And afterwards: how do you know you’ve done a good job?

I know I’ve done a good job when people come up to me afterwards and want to continue the conversation. A great presentation connects you to people in a way that’s purposeful. I’ve met so many people who have become great friends, both from watching them speak or from presenting myself. We get to see more deeply inside of each other’s minds, and initiate a rich connection.

It’s okay to learn, to grow, and to change. There’s a quote I love — “You don’t have to be great to start, but you do have to start to be great.” The most important thing is to sign up for your first talk as soon as possible. Don’t worry about being great. Do your best, and you’ll be surprised where you end up in five years.


Get my monthly newsletter, not available anywhere else: The SKP Monthly.

7 Responses to 6 Ways to Improve Your Teaching, Public Speaking, and Presentations

  1. Christina says:

    Thanks for all of this! I don’t have opportunities to speak yet, but it’s part of my goals for the next five years. I appreciate you sharing your expertise. I’ll put it into practice.

    • Sarah says:

      Congrats on wanting to speak, Christina! I started with small teaching gigs, volunteer projects, and groups of 10-20. It’s blossomed over the last 4 years and the largest gig I’ve done so far is about 150 people. My goal for the next few years is to speak to larger audiences — or rather, to develop research pieces and talks that are designed for bigger stages. Good luck with your journey!

  2. Kat Pedersen says:

    Thanks, Sarah! Love this! If I remember correctly, you used to live in SF. Did you ever take any helpful presentation or facilitation classes in that area?
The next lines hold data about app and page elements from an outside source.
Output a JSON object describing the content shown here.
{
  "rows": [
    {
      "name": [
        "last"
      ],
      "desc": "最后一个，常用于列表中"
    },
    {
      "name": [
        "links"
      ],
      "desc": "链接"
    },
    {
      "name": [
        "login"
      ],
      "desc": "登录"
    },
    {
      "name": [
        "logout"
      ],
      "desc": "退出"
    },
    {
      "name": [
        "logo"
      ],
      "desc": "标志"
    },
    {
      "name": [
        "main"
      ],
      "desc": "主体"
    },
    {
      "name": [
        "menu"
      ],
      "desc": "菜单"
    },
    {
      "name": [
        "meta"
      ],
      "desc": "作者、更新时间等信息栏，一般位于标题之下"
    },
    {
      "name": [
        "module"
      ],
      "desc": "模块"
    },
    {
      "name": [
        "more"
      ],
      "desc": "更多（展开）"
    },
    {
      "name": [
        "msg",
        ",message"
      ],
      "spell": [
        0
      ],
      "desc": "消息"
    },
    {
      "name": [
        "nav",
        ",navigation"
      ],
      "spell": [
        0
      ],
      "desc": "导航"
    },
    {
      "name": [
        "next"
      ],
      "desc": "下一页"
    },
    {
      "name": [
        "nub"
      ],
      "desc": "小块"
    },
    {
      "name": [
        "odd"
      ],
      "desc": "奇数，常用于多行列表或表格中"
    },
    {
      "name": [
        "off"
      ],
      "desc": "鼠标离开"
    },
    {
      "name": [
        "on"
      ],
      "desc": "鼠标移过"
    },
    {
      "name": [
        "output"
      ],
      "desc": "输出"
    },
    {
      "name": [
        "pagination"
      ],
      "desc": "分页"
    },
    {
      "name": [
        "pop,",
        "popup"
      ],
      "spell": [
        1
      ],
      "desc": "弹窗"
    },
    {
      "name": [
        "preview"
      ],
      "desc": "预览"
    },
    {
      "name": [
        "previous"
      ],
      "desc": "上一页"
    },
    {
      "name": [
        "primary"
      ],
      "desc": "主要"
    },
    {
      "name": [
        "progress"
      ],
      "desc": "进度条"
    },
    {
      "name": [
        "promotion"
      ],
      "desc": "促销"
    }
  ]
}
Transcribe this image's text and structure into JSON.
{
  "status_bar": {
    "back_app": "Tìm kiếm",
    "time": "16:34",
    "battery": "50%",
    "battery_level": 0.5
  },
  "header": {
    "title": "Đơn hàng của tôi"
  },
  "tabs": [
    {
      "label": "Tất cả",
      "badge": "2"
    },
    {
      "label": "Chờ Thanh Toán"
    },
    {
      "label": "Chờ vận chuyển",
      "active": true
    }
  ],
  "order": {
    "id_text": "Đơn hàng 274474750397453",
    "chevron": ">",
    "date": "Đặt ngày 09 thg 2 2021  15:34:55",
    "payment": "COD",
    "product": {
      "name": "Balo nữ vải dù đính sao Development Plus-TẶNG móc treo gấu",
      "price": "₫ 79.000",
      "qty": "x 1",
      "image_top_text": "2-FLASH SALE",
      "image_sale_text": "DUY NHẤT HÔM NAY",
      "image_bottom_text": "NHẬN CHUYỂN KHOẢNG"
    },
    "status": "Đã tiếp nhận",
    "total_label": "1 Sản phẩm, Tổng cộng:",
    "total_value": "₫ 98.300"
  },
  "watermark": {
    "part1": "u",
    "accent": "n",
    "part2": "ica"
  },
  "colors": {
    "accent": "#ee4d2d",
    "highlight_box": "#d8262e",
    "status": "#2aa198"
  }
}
    • Sarah says:

      There are a number of things I’ve done that have really helped — yoga teacher training; taking an acting class; teaching with General Assembly, and a few others. Even just joining Meetup groups and speaking to small groups of people has helped a lot as well,

  3. Dave says:

    And, for goodness sake, don’t read all of your slides to us. If you have to emphasize something by reading it word for word, do that, but, assume your audience knows how to read your slide and amplify, simplify or explain it.

    • Sarah says:

      Absolutely! If your slides are notes that need to be read, you didn’t develop your talk fully. I start my talk preparations by creating long lists of notes, but that shouldn’t be the FINAL deliverable for the talk.

      One small exception to this is: sometimes I use paragraph quotes to demonstrate a point, particularly when I’m teaching on writing. I’ll excerpt a passage from a book I love because the example is so vivid. THEN, I’ll read the entire passage to the audience. People in the back often can’t see, and it’s a good gauge for how long to leave the slide up. But these are 1-2 slides in the entire series, max, and serve a specific point.

  4. Ian Street says:

    Love this list and tips.

    I don’t often have opportunity to speak and as a pretty anxious person, it is really hard. One thing I’m going to start doing is recording myself doing an audio introduction to my blog posts and having the file there to play in the post. I doubt many will listen, but it’s a way for me to practice scripting, wrtiing, and presenting with my voice.

    I also think that when outlining a talk or you think you have the slides down, go through it backwards to make sure the slides link together well and there aren’t any huge gaps in logic/story. This works with writing as well.